Now that I have been taking classes at the University of Hyderabad (or Hyderabad Central University, as it is called here) for about three months now, I have started to reflect a bit more on my academic experience. As I wrote at the beginning of the semester, the University of Hyderabad is a predominantly graduate-level university about 20 minutes outside the center of Hyderabad. Although the university has a small student body of about 5,000 students, the campus is vast, full of greenery, and serves as a nice sanctuary within the bustling city. Much of the campus still lies untouched, so despite the long, hot walks to South Campus every afternoon, it is nice to be in an environment with lakes, trees, and wildlife like peacocks and water buffalo.
I am taking four classes this semester, two that are direct-enrollment with Indian students and two that are only for international students and are held in the Study in India Program building all the way in South Campus (which is quite far from the rest of the academic buildings). My two SIP courses, Basic Hindi and Indo-US Policies, are structured much more like classes at home and cater more to our home school programs and majors. These classes are great because our professors give us tons of opportunities to do things outside of the classroom and experience different aspects of Indian culture. Our Hindi professor, Bhavani, who is also a home stay mom for some girls in my program, holds cooking classes in her home for us. And our Indo-US Policies professor, Ramesh Babu, took us on a trip to Osmania University in another part of Hyderabad, had us over to his sister’s house for dinner, and invited our whole class to his cousin’s wedding. Even though we are just their students, they really embody the Indian culture of welcoming guests and want us to see India in the best way possible.
For the most part, my classes in India are very similar to my classes at Richmond, but there are definitely some differences as well. My workload so far pales in comparison to my usual workload in Richmond, not because the class content is less challenging, but because the grading system here is much different. At home, professors generally decide the number and nature of assignments in each class. Here, however, there is a university-wide policy for assignments and grading. Professors must assign three “internal” assignments, counting only the best two, and one final. This means that you can skip one of the internal assignments because only your best two are counted. Other than these two assignments, no other work is really required, except studying for the final. This system makes it really easy to fall behind with readings because there isn’t much incentive to do them, especially if the class is lecture-style and you aren’t expected to contribute in discussions. What’s worse (or better, depending on your perspective) is that you only need 75% attendance to pass, so generally speaking, it is much easier to get by with much less effort than at Richmond.
I really notice this in my Indian Philosophy class, which has about 15 students, five of which are SIP students like me. We are learning about three schools of Indian philosophy, including Yoga, but the professor is very new to teaching and, according to my Indian classmates, studied art in graduate school – not philosophy.
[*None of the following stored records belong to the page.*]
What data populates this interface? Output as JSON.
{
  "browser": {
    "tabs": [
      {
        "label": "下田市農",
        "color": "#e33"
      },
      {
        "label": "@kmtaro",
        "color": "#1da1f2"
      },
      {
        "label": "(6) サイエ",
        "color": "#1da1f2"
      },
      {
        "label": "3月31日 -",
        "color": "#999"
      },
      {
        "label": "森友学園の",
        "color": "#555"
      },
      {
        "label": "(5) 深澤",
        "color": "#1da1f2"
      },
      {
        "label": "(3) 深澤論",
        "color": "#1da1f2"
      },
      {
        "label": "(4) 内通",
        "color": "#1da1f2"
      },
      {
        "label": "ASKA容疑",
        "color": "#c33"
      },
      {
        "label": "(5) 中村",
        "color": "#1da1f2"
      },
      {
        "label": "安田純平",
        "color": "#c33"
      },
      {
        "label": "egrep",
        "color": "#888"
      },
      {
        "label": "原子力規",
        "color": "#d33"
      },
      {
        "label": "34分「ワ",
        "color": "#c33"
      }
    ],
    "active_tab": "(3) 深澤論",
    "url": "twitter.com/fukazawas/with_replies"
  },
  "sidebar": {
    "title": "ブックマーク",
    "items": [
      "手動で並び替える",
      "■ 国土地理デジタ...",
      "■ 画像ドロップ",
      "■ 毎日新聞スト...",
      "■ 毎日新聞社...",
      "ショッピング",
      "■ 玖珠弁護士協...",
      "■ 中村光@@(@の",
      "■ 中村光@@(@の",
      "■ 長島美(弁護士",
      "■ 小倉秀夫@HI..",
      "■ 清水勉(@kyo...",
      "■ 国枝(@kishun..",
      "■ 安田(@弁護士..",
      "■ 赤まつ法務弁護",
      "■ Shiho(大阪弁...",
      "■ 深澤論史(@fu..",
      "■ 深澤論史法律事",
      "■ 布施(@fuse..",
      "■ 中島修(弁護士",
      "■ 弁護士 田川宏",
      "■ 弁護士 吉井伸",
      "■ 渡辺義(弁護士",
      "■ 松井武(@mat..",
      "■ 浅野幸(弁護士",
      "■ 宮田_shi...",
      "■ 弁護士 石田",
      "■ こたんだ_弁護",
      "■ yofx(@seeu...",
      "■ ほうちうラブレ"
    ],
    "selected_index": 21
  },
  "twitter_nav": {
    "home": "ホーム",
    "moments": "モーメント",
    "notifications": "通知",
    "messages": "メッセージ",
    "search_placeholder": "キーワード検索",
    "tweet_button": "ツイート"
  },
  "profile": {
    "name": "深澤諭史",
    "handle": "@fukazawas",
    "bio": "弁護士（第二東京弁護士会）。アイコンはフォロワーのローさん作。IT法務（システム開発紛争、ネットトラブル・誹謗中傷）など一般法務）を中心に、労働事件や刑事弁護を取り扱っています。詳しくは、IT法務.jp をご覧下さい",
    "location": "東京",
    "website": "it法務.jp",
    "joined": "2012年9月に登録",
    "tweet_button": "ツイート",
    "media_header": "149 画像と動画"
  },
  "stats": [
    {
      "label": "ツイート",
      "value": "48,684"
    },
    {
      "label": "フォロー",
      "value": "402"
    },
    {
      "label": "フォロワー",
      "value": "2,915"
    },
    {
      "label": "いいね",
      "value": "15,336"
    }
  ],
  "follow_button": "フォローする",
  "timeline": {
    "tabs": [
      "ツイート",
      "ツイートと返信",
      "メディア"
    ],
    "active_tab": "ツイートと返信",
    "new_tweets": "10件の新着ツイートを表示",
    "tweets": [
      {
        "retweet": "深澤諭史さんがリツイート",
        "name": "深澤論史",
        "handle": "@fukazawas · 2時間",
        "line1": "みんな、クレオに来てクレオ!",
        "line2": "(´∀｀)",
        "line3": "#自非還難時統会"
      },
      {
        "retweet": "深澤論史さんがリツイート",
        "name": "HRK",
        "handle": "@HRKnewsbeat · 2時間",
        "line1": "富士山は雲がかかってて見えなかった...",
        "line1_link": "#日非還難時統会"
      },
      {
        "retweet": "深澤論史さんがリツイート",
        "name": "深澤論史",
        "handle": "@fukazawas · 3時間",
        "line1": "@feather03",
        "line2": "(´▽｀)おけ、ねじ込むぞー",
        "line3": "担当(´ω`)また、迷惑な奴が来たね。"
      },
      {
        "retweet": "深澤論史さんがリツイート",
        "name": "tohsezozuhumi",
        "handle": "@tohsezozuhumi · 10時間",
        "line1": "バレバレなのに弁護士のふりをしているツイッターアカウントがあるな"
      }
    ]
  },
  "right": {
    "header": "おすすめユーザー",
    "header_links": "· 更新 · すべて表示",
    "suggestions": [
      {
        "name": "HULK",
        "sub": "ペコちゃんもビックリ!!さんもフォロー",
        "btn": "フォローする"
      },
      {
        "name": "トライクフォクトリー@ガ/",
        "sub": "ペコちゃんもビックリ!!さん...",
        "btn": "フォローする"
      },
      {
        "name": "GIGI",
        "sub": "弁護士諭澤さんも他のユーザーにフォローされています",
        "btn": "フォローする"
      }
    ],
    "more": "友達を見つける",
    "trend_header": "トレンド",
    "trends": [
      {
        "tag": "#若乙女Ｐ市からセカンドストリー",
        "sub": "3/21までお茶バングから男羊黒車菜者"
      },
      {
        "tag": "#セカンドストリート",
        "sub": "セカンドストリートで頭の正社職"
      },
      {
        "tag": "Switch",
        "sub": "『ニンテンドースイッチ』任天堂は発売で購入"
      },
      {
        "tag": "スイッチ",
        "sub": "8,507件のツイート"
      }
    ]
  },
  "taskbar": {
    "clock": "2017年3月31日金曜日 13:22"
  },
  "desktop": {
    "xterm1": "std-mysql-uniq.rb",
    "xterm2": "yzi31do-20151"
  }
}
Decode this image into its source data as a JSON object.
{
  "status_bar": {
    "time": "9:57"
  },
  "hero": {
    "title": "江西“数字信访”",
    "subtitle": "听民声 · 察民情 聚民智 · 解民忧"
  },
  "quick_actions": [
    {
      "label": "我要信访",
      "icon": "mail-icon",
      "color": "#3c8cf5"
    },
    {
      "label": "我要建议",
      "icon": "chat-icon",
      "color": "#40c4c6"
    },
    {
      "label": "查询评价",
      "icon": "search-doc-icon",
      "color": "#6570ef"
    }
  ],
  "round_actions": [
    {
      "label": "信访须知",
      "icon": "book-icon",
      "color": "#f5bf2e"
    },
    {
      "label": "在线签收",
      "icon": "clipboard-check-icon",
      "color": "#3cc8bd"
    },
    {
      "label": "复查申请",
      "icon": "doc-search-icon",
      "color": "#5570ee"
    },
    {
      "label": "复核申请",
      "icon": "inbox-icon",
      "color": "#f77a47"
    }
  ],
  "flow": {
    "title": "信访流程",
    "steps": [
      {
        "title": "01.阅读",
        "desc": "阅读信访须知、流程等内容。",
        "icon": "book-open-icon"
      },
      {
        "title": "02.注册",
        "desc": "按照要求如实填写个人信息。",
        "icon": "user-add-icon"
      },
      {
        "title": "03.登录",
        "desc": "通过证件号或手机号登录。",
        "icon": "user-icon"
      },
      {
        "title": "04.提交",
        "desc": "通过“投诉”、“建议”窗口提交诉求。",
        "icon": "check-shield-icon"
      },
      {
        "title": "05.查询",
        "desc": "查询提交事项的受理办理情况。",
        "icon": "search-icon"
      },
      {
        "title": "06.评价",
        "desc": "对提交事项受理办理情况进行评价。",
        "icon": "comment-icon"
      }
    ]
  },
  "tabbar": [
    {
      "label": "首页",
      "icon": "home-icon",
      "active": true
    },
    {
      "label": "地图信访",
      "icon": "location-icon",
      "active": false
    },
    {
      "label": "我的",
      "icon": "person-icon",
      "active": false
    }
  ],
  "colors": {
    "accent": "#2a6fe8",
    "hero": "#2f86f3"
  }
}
Because of this, her lectures are usually pretty confusing, not only to the international students, but to the Indians too. And to add to that, the Indian style of teaching tends to emphasize repetition, so many of our lectures are about very similar things for days at a time. After the first few weeks, many of the Indian students even stopped coming to class. For the international students, this class gets pretty frustrating, and we usually just read outside material on Indian philosophy to complete our assignments.
On the other hand, my Technology and Politics professor is very interesting to listen to and engages the students a lot in class. We talk about a wide range of topics – from philosophy to new technological advances with regards to caste and gender issues – and the students get really excited to contribute in class. The structure is mostly discussion-based, and our professor engages the class by assigning presenters and discussions on each reading assignment. If you don’t speak up during the discussion, she will inevitably call you out and ask if you have anything to add. She can be pretty intimidating, but her way of challenging students seems to work well. For our second internal assignment, we have to research a topic of our choice and present on it, but instead of presenting what we have learned about the topic, we present our research proposal to the class. The class and the professor critique our research and then we have to write a formal research report by the end of the semester. I have never had to do this type of project before, so I’m not sure if this is a difference between U.S. and Indian schools, or if it is because this is a masters-level course and I have only had undergraduate classes so far. Regardless, I am glad that I took this class because I feel like I am learning about Indian culture, not just through the course content but also by hanging out with my classmates.
Overall, I am really enjoying my classes in India and they are adding a lot to my experience. Not only do I enjoy learning about ancient Indian philosophy, India’s foreign policy, and caste and poverty issues, but I also think that observing my professors and classmates is a valuable way to learn about Indian culture.